* _WHAT THE TASK REQUIRES_
Show all lines containing "JSON" from the data below.

──────

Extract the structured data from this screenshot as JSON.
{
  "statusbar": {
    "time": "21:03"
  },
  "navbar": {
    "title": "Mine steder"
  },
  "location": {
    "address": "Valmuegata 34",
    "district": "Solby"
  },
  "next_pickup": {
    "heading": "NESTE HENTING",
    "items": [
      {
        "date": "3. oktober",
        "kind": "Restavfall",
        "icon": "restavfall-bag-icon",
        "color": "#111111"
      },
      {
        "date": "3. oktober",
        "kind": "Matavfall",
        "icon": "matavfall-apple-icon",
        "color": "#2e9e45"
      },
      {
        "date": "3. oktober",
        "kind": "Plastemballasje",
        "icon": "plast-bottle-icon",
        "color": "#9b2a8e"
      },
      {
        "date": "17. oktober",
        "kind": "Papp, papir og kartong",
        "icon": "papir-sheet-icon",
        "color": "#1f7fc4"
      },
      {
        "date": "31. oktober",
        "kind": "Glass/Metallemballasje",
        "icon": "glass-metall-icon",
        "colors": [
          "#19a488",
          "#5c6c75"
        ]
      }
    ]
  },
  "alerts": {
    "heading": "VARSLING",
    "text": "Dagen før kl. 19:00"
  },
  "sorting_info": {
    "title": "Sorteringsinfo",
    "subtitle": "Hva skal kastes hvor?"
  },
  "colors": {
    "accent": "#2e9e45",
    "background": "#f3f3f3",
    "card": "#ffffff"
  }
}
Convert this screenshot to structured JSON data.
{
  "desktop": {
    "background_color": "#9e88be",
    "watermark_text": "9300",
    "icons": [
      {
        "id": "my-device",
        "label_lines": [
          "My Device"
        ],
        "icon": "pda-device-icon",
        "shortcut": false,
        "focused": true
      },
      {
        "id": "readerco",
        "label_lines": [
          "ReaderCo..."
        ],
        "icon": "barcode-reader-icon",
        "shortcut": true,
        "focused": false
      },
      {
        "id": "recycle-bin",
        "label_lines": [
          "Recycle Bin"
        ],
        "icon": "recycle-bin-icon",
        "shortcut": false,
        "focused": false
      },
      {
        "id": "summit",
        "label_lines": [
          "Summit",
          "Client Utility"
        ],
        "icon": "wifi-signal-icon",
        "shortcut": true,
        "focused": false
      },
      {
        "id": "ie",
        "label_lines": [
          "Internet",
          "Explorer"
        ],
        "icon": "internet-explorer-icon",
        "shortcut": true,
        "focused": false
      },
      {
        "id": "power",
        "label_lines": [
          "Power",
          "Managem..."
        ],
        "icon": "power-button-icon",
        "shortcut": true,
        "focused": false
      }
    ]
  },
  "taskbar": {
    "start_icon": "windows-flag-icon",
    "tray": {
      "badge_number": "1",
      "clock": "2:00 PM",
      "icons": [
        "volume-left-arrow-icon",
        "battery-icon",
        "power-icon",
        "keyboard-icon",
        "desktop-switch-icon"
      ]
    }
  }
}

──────

* _SOLUTION FOR THIS EXERCISE_
Extract the structured data from this screenshot as JSON.
Convert this screenshot to structured JSON data.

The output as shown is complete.